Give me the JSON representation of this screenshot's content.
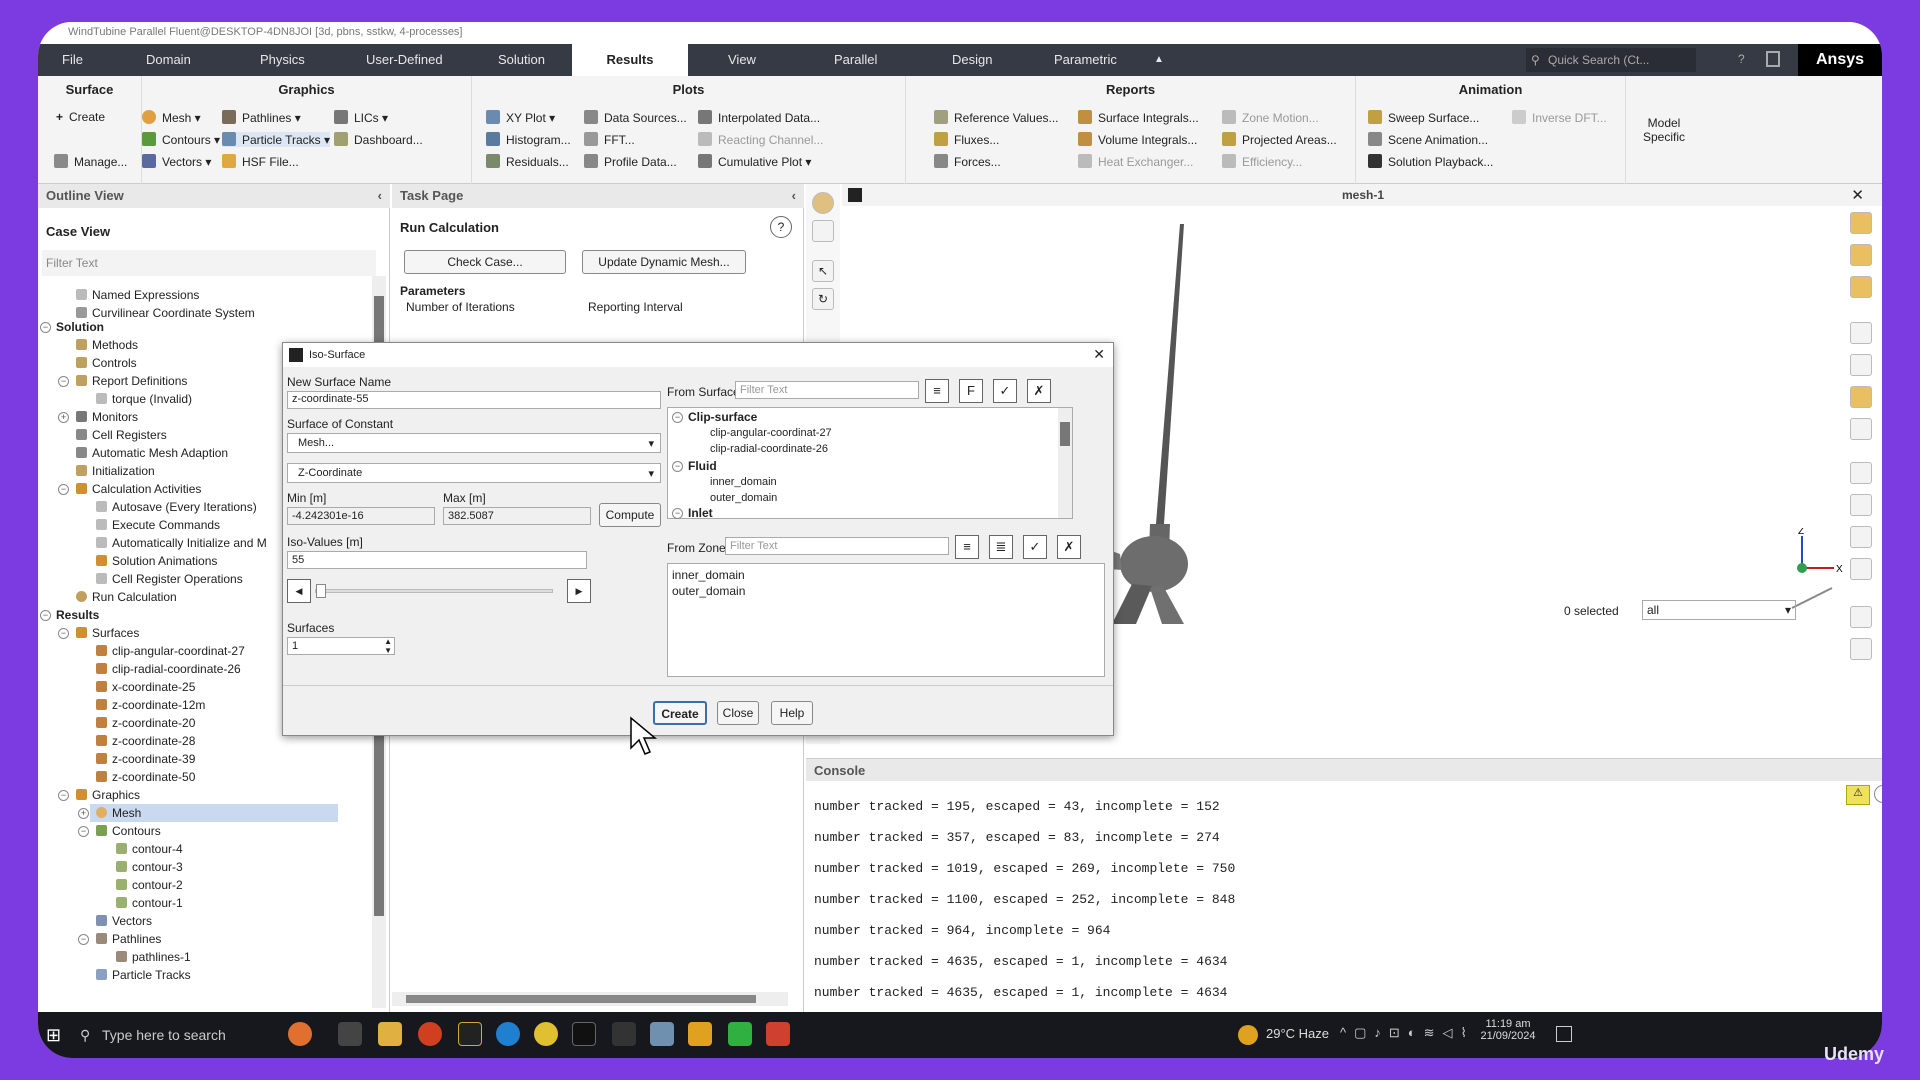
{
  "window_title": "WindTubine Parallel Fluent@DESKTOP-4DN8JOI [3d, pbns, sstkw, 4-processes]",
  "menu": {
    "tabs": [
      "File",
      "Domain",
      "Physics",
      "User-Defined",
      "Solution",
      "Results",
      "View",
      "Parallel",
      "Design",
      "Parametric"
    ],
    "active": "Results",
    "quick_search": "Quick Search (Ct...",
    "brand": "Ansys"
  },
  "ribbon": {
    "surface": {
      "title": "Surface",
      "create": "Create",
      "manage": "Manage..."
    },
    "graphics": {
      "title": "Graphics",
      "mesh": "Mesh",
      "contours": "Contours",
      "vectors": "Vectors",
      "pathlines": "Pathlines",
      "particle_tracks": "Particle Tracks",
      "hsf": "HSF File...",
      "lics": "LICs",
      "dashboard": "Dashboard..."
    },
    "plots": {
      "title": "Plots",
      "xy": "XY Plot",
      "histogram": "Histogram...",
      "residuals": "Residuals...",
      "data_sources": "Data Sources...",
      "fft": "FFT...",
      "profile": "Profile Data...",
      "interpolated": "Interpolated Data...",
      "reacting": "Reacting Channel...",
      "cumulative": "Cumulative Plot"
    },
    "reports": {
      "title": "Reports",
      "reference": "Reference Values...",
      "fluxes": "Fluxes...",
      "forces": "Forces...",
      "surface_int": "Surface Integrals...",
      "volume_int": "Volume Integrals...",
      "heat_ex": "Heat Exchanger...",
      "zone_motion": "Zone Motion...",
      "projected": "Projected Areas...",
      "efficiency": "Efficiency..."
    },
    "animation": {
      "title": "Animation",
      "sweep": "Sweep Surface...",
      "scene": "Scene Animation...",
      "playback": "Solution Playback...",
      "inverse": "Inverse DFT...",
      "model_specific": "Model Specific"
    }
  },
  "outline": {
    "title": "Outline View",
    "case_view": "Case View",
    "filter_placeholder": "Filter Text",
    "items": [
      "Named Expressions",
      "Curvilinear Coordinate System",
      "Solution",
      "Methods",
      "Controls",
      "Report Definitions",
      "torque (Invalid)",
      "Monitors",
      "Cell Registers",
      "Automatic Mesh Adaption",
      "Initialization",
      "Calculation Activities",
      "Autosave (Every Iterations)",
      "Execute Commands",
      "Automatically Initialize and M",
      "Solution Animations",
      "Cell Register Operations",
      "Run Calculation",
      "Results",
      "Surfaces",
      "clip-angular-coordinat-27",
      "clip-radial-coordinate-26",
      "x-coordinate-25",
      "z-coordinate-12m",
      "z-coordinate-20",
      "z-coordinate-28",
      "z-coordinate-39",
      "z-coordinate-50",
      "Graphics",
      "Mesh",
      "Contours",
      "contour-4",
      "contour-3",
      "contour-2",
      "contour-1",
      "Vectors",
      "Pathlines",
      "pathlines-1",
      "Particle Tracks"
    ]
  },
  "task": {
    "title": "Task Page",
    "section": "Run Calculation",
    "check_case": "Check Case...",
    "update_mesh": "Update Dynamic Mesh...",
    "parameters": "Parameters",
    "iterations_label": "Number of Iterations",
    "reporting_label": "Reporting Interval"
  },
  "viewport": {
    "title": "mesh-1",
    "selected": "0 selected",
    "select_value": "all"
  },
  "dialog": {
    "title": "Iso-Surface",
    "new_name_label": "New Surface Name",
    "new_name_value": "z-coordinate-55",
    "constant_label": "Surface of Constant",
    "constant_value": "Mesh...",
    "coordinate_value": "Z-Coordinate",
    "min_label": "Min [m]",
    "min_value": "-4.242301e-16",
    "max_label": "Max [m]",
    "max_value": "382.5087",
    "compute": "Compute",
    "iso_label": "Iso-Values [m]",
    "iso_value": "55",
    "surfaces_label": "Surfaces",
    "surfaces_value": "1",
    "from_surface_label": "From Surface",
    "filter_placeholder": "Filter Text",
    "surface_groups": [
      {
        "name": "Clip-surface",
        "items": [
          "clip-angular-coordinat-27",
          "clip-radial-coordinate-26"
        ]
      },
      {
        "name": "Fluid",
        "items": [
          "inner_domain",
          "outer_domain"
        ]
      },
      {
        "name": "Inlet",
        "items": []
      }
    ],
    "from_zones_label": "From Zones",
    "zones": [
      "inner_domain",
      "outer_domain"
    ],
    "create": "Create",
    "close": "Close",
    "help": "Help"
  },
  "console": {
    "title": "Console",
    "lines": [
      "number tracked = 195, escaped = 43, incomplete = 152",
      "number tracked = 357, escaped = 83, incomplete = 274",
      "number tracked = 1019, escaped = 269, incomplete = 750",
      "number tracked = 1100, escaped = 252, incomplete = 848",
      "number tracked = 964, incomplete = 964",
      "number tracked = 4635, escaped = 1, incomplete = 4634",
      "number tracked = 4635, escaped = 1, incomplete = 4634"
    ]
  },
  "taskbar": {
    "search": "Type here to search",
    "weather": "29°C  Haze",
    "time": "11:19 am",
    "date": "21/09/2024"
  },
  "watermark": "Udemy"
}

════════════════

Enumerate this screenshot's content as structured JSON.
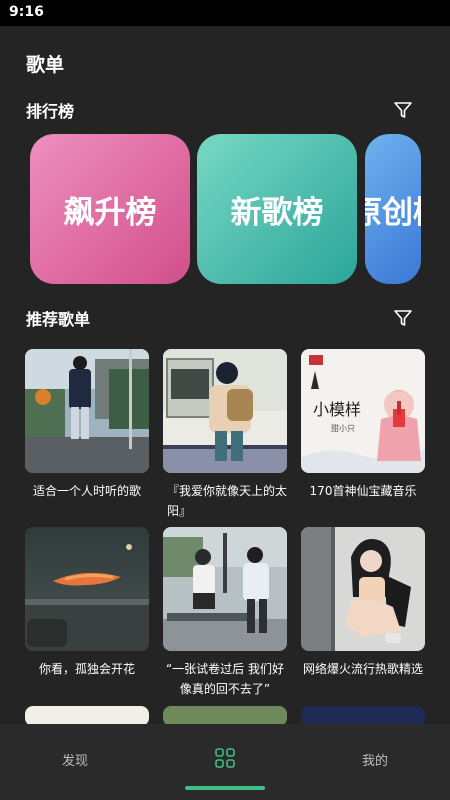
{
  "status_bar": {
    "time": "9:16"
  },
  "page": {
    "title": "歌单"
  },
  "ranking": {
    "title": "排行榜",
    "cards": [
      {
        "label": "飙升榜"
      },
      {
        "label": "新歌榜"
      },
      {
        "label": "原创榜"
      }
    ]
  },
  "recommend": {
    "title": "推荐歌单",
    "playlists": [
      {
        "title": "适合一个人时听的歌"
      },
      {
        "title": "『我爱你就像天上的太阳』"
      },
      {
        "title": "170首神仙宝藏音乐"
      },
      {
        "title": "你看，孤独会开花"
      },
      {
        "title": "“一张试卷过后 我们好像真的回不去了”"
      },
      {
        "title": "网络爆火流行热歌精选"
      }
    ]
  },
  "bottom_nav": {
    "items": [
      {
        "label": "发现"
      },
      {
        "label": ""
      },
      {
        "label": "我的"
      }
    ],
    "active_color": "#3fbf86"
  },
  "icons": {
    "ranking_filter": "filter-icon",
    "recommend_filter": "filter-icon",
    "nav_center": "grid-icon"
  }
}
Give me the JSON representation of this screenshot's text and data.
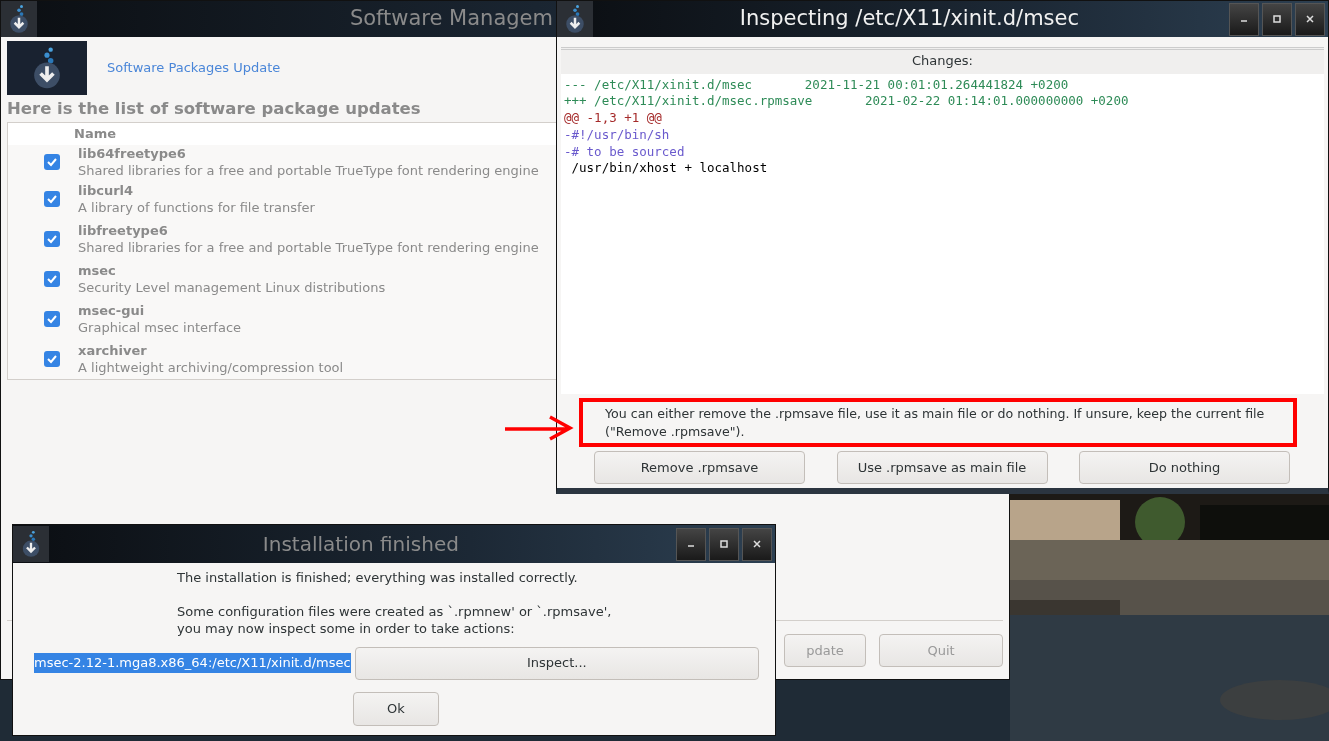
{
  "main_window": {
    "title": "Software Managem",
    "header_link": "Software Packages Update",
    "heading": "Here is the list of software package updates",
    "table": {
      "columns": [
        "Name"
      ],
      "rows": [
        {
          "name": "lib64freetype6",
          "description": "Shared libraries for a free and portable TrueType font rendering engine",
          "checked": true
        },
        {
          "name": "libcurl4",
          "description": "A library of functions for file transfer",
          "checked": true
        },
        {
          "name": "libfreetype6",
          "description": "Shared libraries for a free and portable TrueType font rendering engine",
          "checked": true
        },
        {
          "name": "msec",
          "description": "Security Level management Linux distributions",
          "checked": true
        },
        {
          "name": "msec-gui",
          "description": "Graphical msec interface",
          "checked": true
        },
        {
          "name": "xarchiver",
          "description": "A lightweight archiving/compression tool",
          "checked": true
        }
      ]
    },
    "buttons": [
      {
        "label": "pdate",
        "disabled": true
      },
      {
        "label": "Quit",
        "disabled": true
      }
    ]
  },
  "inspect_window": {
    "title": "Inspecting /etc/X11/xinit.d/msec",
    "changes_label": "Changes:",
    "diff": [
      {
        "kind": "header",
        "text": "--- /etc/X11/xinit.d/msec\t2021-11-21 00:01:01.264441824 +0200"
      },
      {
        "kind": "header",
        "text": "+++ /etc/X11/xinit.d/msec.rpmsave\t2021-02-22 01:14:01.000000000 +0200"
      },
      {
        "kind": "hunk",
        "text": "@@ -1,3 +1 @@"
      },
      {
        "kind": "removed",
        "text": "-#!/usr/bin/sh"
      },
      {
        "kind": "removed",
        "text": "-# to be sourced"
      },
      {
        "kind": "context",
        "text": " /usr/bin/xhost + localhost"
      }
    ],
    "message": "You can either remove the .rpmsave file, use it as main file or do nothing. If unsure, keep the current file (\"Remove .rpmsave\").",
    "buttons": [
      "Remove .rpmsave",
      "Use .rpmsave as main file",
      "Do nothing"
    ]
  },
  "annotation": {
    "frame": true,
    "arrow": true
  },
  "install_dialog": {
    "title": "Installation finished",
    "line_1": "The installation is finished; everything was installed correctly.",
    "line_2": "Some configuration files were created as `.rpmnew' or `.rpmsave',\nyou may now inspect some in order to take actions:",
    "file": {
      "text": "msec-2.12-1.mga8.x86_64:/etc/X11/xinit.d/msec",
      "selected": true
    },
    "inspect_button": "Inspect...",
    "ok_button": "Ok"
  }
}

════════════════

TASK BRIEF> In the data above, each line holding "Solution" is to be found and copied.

RESPONSE BELOW>
      "Solution",
      "playback": "Solution Playback...",
      "Solution",
      "Solution Animations",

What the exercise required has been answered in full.